NT
Add pictures here
<% if( /^image/.test(type) ){ %>
<% } %>
<%-name%>
Add image file
Upload
On Wed, 23 Apr 2014 02:58:25 -0700 (PDT), snipped-for-privacy@care2.com wrote:

I guess a lot depends on how often you open the fridge compared to the freezer. The compressor may not need to run for the freezer but the fridge temperature may rise significantly if the kids keep raiding the fridge ;-)
--
(\__/) M.
(='.'=) If a man stands in a forest and no woman is around
  Click to see the full signature.
Add pictures here
<% if( /^image/.test(type) ){ %>
<% } %>
<%-name%>
Add image file
Upload

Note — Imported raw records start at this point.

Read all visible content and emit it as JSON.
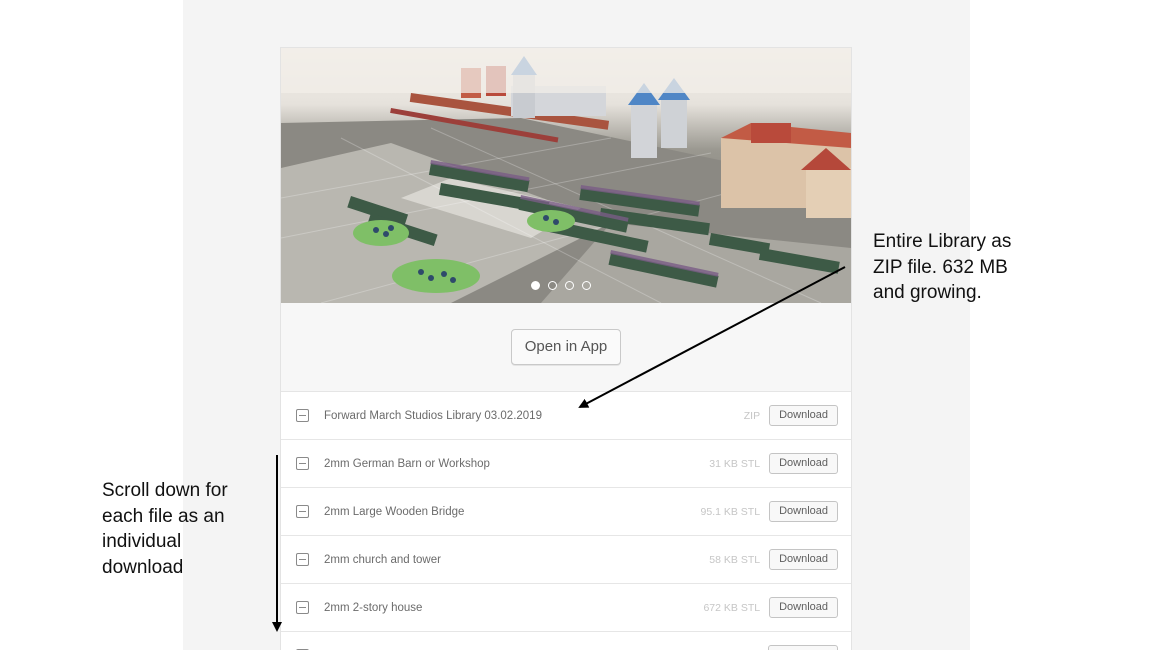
{
  "carousel": {
    "slide_count": 4,
    "active_slide": 1
  },
  "open_button": "Open in App",
  "files": [
    {
      "name": "Forward March Studios Library 03.02.2019",
      "meta": "ZIP",
      "action": "Download"
    },
    {
      "name": "2mm German Barn or Workshop",
      "meta": "31 KB STL",
      "action": "Download"
    },
    {
      "name": "2mm Large Wooden Bridge",
      "meta": "95.1 KB STL",
      "action": "Download"
    },
    {
      "name": "2mm church and tower",
      "meta": "58 KB STL",
      "action": "Download"
    },
    {
      "name": "2mm 2-story house",
      "meta": "672 KB STL",
      "action": "Download"
    },
    {
      "name": "",
      "meta": "",
      "action": ""
    }
  ],
  "annotations": {
    "library": [
      "Entire Library as",
      "ZIP file.  632 MB",
      "and growing."
    ],
    "scroll": [
      "Scroll down for",
      "each file as an",
      "individual",
      "download"
    ]
  },
  "colors": {
    "page_background": "#f4f4f4",
    "card_background": "#ffffff",
    "arrow": "#000000"
  }
}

Indeed. I suspect this one has gone wrong about the same number of times as my own (non-frost-free) has needed defrosting over the same period (about 3 times in ~15 years).

So did I, but so far, it's stayed on its setting except for a few mins after the door has been open a lot.
Frost-free fridge freezers often have several fall-back paths in their microprogram to cope with common component failures, such as thermisters used by the defrost cycles, which they will try to work around by changing to a fixed defrost duty cycle, but at temperature extremes, this may fail to fully defrost and cause icing up.
--
Andrew Gabriel
[email address is not usable -- followup in the newsgroup]
  Click to see the full signature.
Add pictures here
<% if( /^image/.test(type) ){ %>
<% } %>
<%-name%>
Add image file
Upload

HomeOwnersHub.com is a website for homeowners and building and maintenance pros. It is not affiliated with any of the manufacturers or service providers discussed here. All logos and trade names are the property of their respective owners.